One day a young male student of mine came into the classroom bursting with glee. It seemed he had his first experience with political protest and was excited to share the details with me.
Having been fed up with being followed by security guards while shopping, this young “freedom fighter” desired to make a statement, one young man against the giant and powerful machine. He was going to stick it to “The Man.”
With great pride, he recounted in delicious detail that he grabbed a cart at the local market, apparently the scene of so much abuse to those of his ethnic group, and went aisle by aisle, shelf by shelf, selecting enough items to fill his cart to the brim and above, all while glancing at the security guard who followed him step by step. At the end of his “freedom march,” he made a dramatic gesture of abandoning his cart near the registers, saluting the security guard with his middle finger, and walked out of the grocery store, leaving the uniformed man, or some other unfortunate worker, to re-shelve all of the items that this young “Simón Bolívar” had used as props in his “rebellion.”
He paused to receive my praise, since he, like all of my students, well know that I abhor the brutality of bureaucracy, the misuse of management, and the pugnaciousness of many in power. I admired his determination to try to make a change in his world, but I simply had to tell him that he was terribly wrong in the execution of his plan to achieve his ultimate goal.
“You did the exact opposite of what you should have done,” I told him with a gentle smile, endeavoring to not hurt his feelings and embarrass him. In the field of education, this is referred to as “a teachable moment.”
He was surprised that his expected praise turned out to be a roadblock.
I explained, “That security guard followed you, and follows others of your racial group, because he believes that you cannot be trusted to behave properly in the supermarket. He feels, by virtue of prejudice or by experience, that you might be expected to steal something, cause damage, or perpetrate some other negative act. And you proved him right.”

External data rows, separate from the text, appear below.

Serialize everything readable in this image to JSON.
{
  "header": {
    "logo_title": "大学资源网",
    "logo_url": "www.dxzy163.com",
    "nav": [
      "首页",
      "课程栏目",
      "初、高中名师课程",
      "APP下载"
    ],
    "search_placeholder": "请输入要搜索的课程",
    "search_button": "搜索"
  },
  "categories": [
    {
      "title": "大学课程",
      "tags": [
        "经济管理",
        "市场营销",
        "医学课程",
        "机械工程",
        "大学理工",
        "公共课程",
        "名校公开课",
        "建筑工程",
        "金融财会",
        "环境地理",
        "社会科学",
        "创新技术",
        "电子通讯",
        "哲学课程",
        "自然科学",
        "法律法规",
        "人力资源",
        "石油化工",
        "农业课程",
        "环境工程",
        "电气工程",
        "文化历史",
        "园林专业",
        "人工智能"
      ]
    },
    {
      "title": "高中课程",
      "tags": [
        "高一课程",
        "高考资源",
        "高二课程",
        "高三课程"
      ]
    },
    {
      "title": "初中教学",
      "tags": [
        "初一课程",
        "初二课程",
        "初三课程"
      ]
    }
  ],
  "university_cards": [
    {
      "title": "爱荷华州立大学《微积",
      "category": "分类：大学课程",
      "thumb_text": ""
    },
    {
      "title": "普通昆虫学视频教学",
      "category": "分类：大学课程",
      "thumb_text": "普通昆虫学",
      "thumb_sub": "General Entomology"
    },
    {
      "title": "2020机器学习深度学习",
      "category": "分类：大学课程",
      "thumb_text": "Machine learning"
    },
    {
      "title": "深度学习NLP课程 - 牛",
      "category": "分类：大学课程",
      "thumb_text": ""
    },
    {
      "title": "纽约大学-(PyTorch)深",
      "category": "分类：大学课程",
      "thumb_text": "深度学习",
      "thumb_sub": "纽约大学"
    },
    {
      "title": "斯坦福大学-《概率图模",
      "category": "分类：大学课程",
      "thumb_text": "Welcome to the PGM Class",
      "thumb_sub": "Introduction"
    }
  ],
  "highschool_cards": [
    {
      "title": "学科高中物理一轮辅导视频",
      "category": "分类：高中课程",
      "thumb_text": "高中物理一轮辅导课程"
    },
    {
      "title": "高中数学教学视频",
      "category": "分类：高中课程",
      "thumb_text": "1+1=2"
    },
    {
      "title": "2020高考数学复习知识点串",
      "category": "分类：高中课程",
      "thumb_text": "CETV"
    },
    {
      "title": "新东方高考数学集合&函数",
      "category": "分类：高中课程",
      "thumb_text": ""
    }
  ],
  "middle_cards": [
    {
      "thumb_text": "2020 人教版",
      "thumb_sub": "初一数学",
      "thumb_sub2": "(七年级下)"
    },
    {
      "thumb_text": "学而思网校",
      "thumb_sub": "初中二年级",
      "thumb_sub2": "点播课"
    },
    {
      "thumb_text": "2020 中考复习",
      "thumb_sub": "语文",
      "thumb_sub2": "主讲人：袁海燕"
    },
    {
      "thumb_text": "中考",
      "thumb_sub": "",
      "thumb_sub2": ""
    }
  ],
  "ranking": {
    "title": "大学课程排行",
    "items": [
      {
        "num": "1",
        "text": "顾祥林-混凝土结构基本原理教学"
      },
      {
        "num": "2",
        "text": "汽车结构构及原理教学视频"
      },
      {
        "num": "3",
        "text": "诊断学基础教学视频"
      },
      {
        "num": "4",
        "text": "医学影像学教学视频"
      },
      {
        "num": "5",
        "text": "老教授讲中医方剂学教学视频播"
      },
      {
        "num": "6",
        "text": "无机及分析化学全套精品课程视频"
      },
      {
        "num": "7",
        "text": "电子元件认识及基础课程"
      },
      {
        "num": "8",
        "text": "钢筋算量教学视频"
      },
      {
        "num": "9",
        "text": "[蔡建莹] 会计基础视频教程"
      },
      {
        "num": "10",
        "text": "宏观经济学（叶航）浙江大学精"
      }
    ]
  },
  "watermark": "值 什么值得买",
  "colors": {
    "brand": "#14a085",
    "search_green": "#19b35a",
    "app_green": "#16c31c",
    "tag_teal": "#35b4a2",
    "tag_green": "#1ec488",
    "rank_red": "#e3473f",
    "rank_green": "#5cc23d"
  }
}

The boy sat stunned, but reflective.
I continued, “What I believe you should have done was waved and said a sincere hello to the security guard when you entered the market, acknowledge him politely (or ignored him), as you made your rounds through the aisles selecting the grocery items you legitimately needed, paid for your items, and wished him a sincere good rest of the day when you left.”
The young rebel almost had the “dots” connected.
I concluded, “What that would have done was told him he might have been wrong to suspect you, and the countless others who bear your physical resemblance. The next time another member of your ethnic group entered, he might have been less inclined to follow. At the very least, when YOU entered the market in the future, and said hello to him again, he almost certainly would have treated you differently, and so the long healing process would have begun. Instead, YOU made the problem worse; you proved to him that he was right to follow you, and you now made it worse for the next person like you who enters that market.” With true humility and confidence, my student admitted that he had erred. In this instance, my offended student missed an opportunity to educate the security guard about his feelings about being followed when he enters the market.
To witness learning, in others and especially in myself, the collecting of true “light,” is a wonderful, life-affirming experience; it is nothing less than a blessing. I often tell my students, “I probably learn more from you than you learn from me,” not out of a sense of false modesty, but out of the knowledge that I am a much more experienced student than they are. I also realize the importance of learning whatever I can from whomever I can, especially by listening to the experiences of others. I never fault my students, or my fellow men and women, for making mistakes. Very often learning, certainly experience, is the “phoenix” that arises from the “ashes” of mistakes. (Believe me, I have “crashed and burned” more times than I care to recount.) In this case, my student, and I, learned a valuable lesson. For days like this I will always be grateful that I have had the amazing experience of being allowed to be a teacher/student.
Many of those among us have traveled, and continue to travel, over a rough and rugged road. We cannot presume to know how our brothers and sisters are affected by their individual journeys. We can only try to do our best on our own journeys and not make the journeys of others more difficult.
It is my wish that those of us who feel conflicted about the issues of the day would take a step back. Maybe we could all try to see each situation from the point of view of those on the other side. Maybe we could eloquently explain what we have seen on our journeys without demonizing those whom we hope to educate. When we demonize we alienate, and when we alienate we push away those whom we need to bring closer so that they can understand what we are feeling, and that we can likewise understand them.
And I’m sure if we do that, from the heart, “by the better angels of our nature*,” we will be able to reap the benefits of the peace and harmony we all seek and so desperately need.
By Keith Douglas Kramer
Photo: Alexander Gardner (November 8, 1863)
Public Domain Dedication (Provided by WikiImages)
*Abraham Lincoln’s First Inaugural Address (1861) Closing Paragraph
I am loath to close. We are not enemies, but friends. We must not be enemies. Though passion may have strained, it must not break our bonds of affection. The mystic chords of memory, stretching from every battle-field and patriot grave to every living heart and hearthstone all over this broad land, will yet swell the chorus of the Union when again touched, as surely they will be, by the better angels of our nature.